The Madison Square Garden Network has begun scheduling movies for the first time in its 38-year history, including “All the Right Moves,” “Requiem for a Heavyweight” and the concert/biopic “Meat Loaf: In Search of Paradise.”
MSG’s entertainment strategy kicked off in October 2006 when the Garden rebranded itself, extending the sports-centered operation to a combination sports-and-entertainment network. One of the key reasons for the rebranding was the disappearance of MSG Network’s summer staple: the games of the New York Yankees. The Yankees org set up its own sports regional in March 2002 called the YES Network.
MSG covered the loss of the Yankees for the next four years by sharing games of the New York Mets with MSG’s sibling Fox Sports Net NY. But the Mets games vanished from MSG and FSNY in March 2006, turning up on a new sports network set up by the Mets and its partners Time Warner Cable and Comcast.
Despite the defection of the Yankees and the Mets, “MSG is still 75% sports,” said Lydia Murphy-Stephans, executive VP of programming and production for MSG Media. “But we want to take advantage of New York as a hub of entertainment, with actors and musicians appearing at the Garden, Radio City Music Hall and the Beacon Theater,” all three of which are owned by MSG’s parent company Cablevision.
Murphy-Stephans said movies — under the umbrella title “MSG at the Movies” — are only the latest franchise in the network’s entertainment strategy. The Garden created “MSG Originals” for everything from the 10 hourlong editions of “The 50 Greatest Moments in Garden History” to the philanthropy-driven “Concert for New Orleans” in the wake of Hurricane Katrina.
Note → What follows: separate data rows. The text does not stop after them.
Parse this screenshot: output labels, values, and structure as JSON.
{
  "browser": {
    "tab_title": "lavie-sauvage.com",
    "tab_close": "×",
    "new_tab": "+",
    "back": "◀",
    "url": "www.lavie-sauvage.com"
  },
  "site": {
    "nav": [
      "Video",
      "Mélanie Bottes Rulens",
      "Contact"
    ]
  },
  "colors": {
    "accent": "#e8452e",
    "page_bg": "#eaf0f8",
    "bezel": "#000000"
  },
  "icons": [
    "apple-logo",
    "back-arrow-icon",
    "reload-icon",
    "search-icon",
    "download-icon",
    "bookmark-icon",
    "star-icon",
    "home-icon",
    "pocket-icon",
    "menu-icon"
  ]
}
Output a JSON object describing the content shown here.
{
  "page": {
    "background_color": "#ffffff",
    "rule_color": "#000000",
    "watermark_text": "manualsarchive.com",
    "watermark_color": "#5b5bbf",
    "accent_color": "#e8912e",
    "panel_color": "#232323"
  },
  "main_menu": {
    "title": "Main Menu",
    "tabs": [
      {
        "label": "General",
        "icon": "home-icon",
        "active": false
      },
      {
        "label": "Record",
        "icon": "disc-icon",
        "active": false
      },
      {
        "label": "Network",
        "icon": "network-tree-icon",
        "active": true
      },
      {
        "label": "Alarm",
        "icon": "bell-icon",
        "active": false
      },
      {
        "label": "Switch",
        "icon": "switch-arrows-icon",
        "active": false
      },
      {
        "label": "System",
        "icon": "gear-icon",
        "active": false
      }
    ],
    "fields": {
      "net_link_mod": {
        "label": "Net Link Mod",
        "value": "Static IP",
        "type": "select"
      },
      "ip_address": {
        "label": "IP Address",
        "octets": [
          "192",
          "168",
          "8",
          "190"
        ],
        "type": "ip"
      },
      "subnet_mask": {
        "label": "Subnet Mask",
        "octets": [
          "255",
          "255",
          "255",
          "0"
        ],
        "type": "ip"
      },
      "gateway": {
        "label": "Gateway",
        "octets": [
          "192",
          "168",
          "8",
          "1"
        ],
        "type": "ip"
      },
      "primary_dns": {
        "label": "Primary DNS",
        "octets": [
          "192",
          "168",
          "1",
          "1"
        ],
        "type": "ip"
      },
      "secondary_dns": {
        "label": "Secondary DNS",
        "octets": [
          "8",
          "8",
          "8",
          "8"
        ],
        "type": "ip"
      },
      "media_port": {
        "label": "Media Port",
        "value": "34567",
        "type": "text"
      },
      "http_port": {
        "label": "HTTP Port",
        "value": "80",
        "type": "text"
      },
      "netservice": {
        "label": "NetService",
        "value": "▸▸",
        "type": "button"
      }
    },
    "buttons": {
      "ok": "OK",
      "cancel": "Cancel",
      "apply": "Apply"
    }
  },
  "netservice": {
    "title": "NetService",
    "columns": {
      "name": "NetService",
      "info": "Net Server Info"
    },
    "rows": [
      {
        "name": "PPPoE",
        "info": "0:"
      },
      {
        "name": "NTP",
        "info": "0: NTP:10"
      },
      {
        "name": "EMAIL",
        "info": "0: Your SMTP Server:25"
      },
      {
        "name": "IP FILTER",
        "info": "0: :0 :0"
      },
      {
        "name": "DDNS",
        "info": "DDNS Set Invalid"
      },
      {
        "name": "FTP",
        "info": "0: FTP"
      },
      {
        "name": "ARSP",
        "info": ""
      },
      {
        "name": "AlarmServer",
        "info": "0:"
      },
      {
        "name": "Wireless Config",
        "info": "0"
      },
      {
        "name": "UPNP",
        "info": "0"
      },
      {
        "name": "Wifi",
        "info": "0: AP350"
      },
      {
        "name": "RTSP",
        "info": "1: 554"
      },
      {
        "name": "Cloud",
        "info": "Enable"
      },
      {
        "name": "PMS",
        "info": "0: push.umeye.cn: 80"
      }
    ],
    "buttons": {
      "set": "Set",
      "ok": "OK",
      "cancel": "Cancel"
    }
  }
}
Another franchise, “MSG Concerts,” has featured such performers as Dashboard Confessional, O.A.R., Dispatch, and a half-hour of taped highlights from the “Elton John 60th Birthday” special.
The MSG Network will pretty much keep the content of its movies, which will run every Monday night, to the four-state area (N.Y., New Jersey, Connecticut and Pennsylvania) where its 10 million subscribers reside, said Murphy-Stephans. Tom Cruise pic “All the Right Moves,” for example, is set in a Pennsylvania mining town.
Unlike the movies scheduled by other sports regionals, MSG won’t restrict itself to sports-oriented pictures. Thrillers, dramas and romantic comedies set in one of the four states could very well show up on the schedule in a year or two.
Other titles announced by MSG in the current lineup include a 2004 blues-concert picture “Lightning in a Bottle,” the boxing movie “Girlfight,” “Sunset Park” (Rhea Perlman as coach of a black high school basketball team) and “Gracie,” about a teenage girl who becomes a winning soccer player.
MSG will produce wraps for each movie, hosted by Scott Lasky and featuring a guest connected to the movie.